### WHAT YOU SHOULD DO
Please set out each line below exactly as it stands, without the images.

### RECORDS TO PROCESS
>>>>
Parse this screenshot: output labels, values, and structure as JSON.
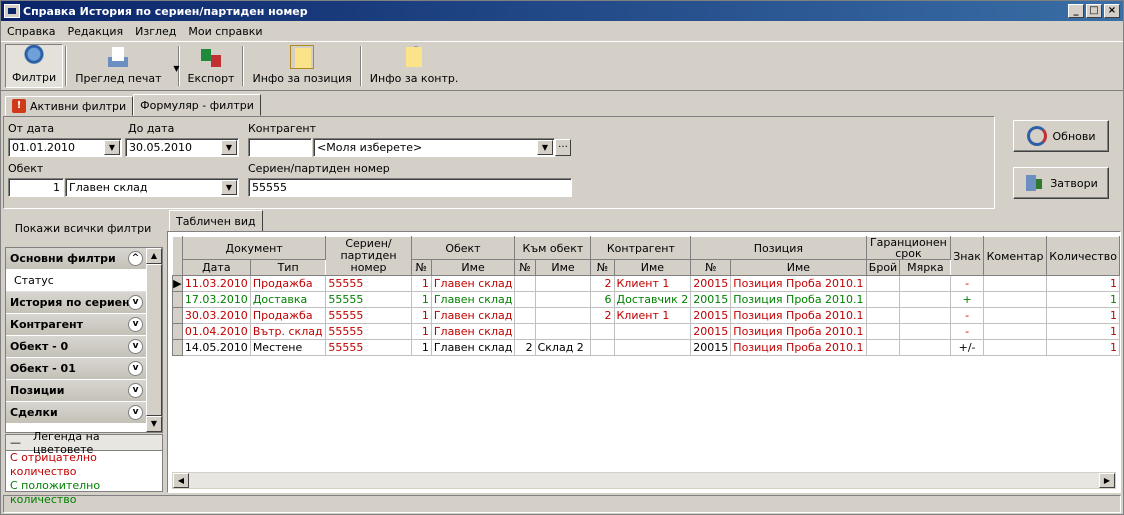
{
  "window": {
    "title": "Справка История по сериен/партиден номер"
  },
  "title_buttons": {
    "minimize": "_",
    "maximize": "□",
    "close": "×"
  },
  "menu": [
    "Справка",
    "Редакция",
    "Изглед",
    "Мои справки"
  ],
  "toolbar": {
    "filters": "Филтри",
    "print_preview": "Преглед печат",
    "export": "Експорт",
    "info_position": "Инфо за позиция",
    "info_contr": "Инфо за контр."
  },
  "tabs": {
    "active_filters": "Активни филтри",
    "form_filters": "Формуляр - филтри"
  },
  "filters": {
    "from_date_label": "От дата",
    "from_date": "01.01.2010",
    "to_date_label": "До дата",
    "to_date": "30.05.2010",
    "contragent_label": "Контрагент",
    "contragent_code": "",
    "contragent_value": "<Моля изберете>",
    "object_label": "Обект",
    "object_num": "1",
    "object_name": "Главен склад",
    "serial_label": "Сериен/партиден номер",
    "serial_value": "55555"
  },
  "buttons": {
    "refresh": "Обнови",
    "close": "Затвори"
  },
  "left": {
    "show_all": "Покажи всички филтри",
    "sections": [
      {
        "label": "Основни филтри",
        "expanded": true,
        "sub": "Статус"
      },
      {
        "label": "История по сериен..."
      },
      {
        "label": "Контрагент"
      },
      {
        "label": "Обект - 0"
      },
      {
        "label": "Обект - 01"
      },
      {
        "label": "Позиции"
      },
      {
        "label": "Сделки"
      }
    ],
    "legend_dash": "—",
    "legend_title": "Легенда на цветовете",
    "legend_neg": "С отрицателно количество",
    "legend_pos": "С положително количество"
  },
  "grid_tab": "Табличен вид",
  "grid": {
    "headers_top": {
      "document": "Документ",
      "serial": "Сериен/партиден номер",
      "object": "Обект",
      "to_object": "Към обект",
      "contragent": "Контрагент",
      "position": "Позиция",
      "warranty": "Гаранционен срок",
      "sign": "Знак",
      "comment": "Коментар",
      "qty": "Количество"
    },
    "headers_sub": {
      "date": "Дата",
      "type": "Тип",
      "obj_no": "№",
      "obj_name": "Име",
      "to_no": "№",
      "to_name": "Име",
      "c_no": "№",
      "c_name": "Име",
      "p_no": "№",
      "p_name": "Име",
      "w_count": "Брой",
      "w_unit": "Мярка"
    },
    "rows": [
      {
        "ind": "▶",
        "date": "11.03.2010",
        "type": "Продажба",
        "serial": "55555",
        "obj_no": "1",
        "obj_name": "Главен склад",
        "to_no": "",
        "to_name": "",
        "c_no": "2",
        "c_name": "Клиент 1",
        "p_no": "20015",
        "p_name": "Позиция Проба 2010.1",
        "w_count": "",
        "w_unit": "",
        "sign": "-",
        "comment": "",
        "qty": "1"
      },
      {
        "ind": "",
        "date": "17.03.2010",
        "type": "Доставка",
        "serial": "55555",
        "obj_no": "1",
        "obj_name": "Главен склад",
        "to_no": "",
        "to_name": "",
        "c_no": "6",
        "c_name": "Доставчик 2",
        "p_no": "20015",
        "p_name": "Позиция Проба 2010.1",
        "w_count": "",
        "w_unit": "",
        "sign": "+",
        "comment": "",
        "qty": "1"
      },
      {
        "ind": "",
        "date": "30.03.2010",
        "type": "Продажба",
        "serial": "55555",
        "obj_no": "1",
        "obj_name": "Главен склад",
        "to_no": "",
        "to_name": "",
        "c_no": "2",
        "c_name": "Клиент 1",
        "p_no": "20015",
        "p_name": "Позиция Проба 2010.1",
        "w_count": "",
        "w_unit": "",
        "sign": "-",
        "comment": "",
        "qty": "1"
      },
      {
        "ind": "",
        "date": "01.04.2010",
        "type": "Вътр. склад",
        "serial": "55555",
        "obj_no": "1",
        "obj_name": "Главен склад",
        "to_no": "",
        "to_name": "",
        "c_no": "",
        "c_name": "",
        "p_no": "20015",
        "p_name": "Позиция Проба 2010.1",
        "w_count": "",
        "w_unit": "",
        "sign": "-",
        "comment": "",
        "qty": "1"
      },
      {
        "ind": "",
        "date": "14.05.2010",
        "type": "Местене",
        "serial": "55555",
        "obj_no": "1",
        "obj_name": "Главен склад",
        "to_no": "2",
        "to_name": "Склад 2",
        "c_no": "",
        "c_name": "",
        "p_no": "20015",
        "p_name": "Позиция Проба 2010.1",
        "w_count": "",
        "w_unit": "",
        "sign": "+/-",
        "comment": "",
        "qty": "1"
      }
    ],
    "row_colors": [
      "neg",
      "pos",
      "neg",
      "neg",
      "mix"
    ]
  }
}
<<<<
### THE COMPLETED TASK
Parse this screenshot: output labels, values, and structure as JSON.
{
  "window": {
    "title": "Справка История по сериен/партиден номер"
  },
  "title_buttons": {
    "minimize": "_",
    "maximize": "□",
    "close": "×"
  },
  "menu": [
    "Справка",
    "Редакция",
    "Изглед",
    "Мои справки"
  ],
  "toolbar": {
    "filters": "Филтри",
    "print_preview": "Преглед печат",
    "export": "Експорт",
    "info_position": "Инфо за позиция",
    "info_contr": "Инфо за контр."
  },
  "tabs": {
    "active_filters": "Активни филтри",
    "form_filters": "Формуляр - филтри"
  },
  "filters": {
    "from_date_label": "От дата",
    "from_date": "01.01.2010",
    "to_date_label": "До дата",
    "to_date": "30.05.2010",
    "contragent_label": "Контрагент",
    "contragent_code": "",
    "contragent_value": "<Моля изберете>",
    "object_label": "Обект",
    "object_num": "1",
    "object_name": "Главен склад",
    "serial_label": "Сериен/партиден номер",
    "serial_value": "55555"
  },
  "buttons": {
    "refresh": "Обнови",
    "close": "Затвори"
  },
  "left": {
    "show_all": "Покажи всички филтри",
    "sections": [
      {
        "label": "Основни филтри",
        "expanded": true,
        "sub": "Статус"
      },
      {
        "label": "История по сериен..."
      },
      {
        "label": "Контрагент"
      },
      {
        "label": "Обект - 0"
      },
      {
        "label": "Обект - 01"
      },
      {
        "label": "Позиции"
      },
      {
        "label": "Сделки"
      }
    ],
    "legend_dash": "—",
    "legend_title": "Легенда на цветовете",
    "legend_neg": "С отрицателно количество",
    "legend_pos": "С положително количество"
  },
  "grid_tab": "Табличен вид",
  "grid": {
    "headers_top": {
      "document": "Документ",
      "serial": "Сериен/партиден номер",
      "object": "Обект",
      "to_object": "Към обект",
      "contragent": "Контрагент",
      "position": "Позиция",
      "warranty": "Гаранционен срок",
      "sign": "Знак",
      "comment": "Коментар",
      "qty": "Количество"
    },
    "headers_sub": {
      "date": "Дата",
      "type": "Тип",
      "obj_no": "№",
      "obj_name": "Име",
      "to_no": "№",
      "to_name": "Име",
      "c_no": "№",
      "c_name": "Име",
      "p_no": "№",
      "p_name": "Име",
      "w_count": "Брой",
      "w_unit": "Мярка"
    },
    "rows": [
      {
        "ind": "▶",
        "date": "11.03.2010",
        "type": "Продажба",
        "serial": "55555",
        "obj_no": "1",
        "obj_name": "Главен склад",
        "to_no": "",
        "to_name": "",
        "c_no": "2",
        "c_name": "Клиент 1",
        "p_no": "20015",
        "p_name": "Позиция Проба 2010.1",
        "w_count": "",
        "w_unit": "",
        "sign": "-",
        "comment": "",
        "qty": "1"
      },
      {
        "ind": "",
        "date": "17.03.2010",
        "type": "Доставка",
        "serial": "55555",
        "obj_no": "1",
        "obj_name": "Главен склад",
        "to_no": "",
        "to_name": "",
        "c_no": "6",
        "c_name": "Доставчик 2",
        "p_no": "20015",
        "p_name": "Позиция Проба 2010.1",
        "w_count": "",
        "w_unit": "",
        "sign": "+",
        "comment": "",
        "qty": "1"
      },
      {
        "ind": "",
        "date": "30.03.2010",
        "type": "Продажба",
        "serial": "55555",
        "obj_no": "1",
        "obj_name": "Главен склад",
        "to_no": "",
        "to_name": "",
        "c_no": "2",
        "c_name": "Клиент 1",
        "p_no": "20015",
        "p_name": "Позиция Проба 2010.1",
        "w_count": "",
        "w_unit": "",
        "sign": "-",
        "comment": "",
        "qty": "1"
      },
      {
        "ind": "",
        "date": "01.04.2010",
        "type": "Вътр. склад",
        "serial": "55555",
        "obj_no": "1",
        "obj_name": "Главен склад",
        "to_no": "",
        "to_name": "",
        "c_no": "",
        "c_name": "",
        "p_no": "20015",
        "p_name": "Позиция Проба 2010.1",
        "w_count": "",
        "w_unit": "",
        "sign": "-",
        "comment": "",
        "qty": "1"
      },
      {
        "ind": "",
        "date": "14.05.2010",
        "type": "Местене",
        "serial": "55555",
        "obj_no": "1",
        "obj_name": "Главен склад",
        "to_no": "2",
        "to_name": "Склад 2",
        "c_no": "",
        "c_name": "",
        "p_no": "20015",
        "p_name": "Позиция Проба 2010.1",
        "w_count": "",
        "w_unit": "",
        "sign": "+/-",
        "comment": "",
        "qty": "1"
      }
    ],
    "row_colors": [
      "neg",
      "pos",
      "neg",
      "neg",
      "mix"
    ]
  }
}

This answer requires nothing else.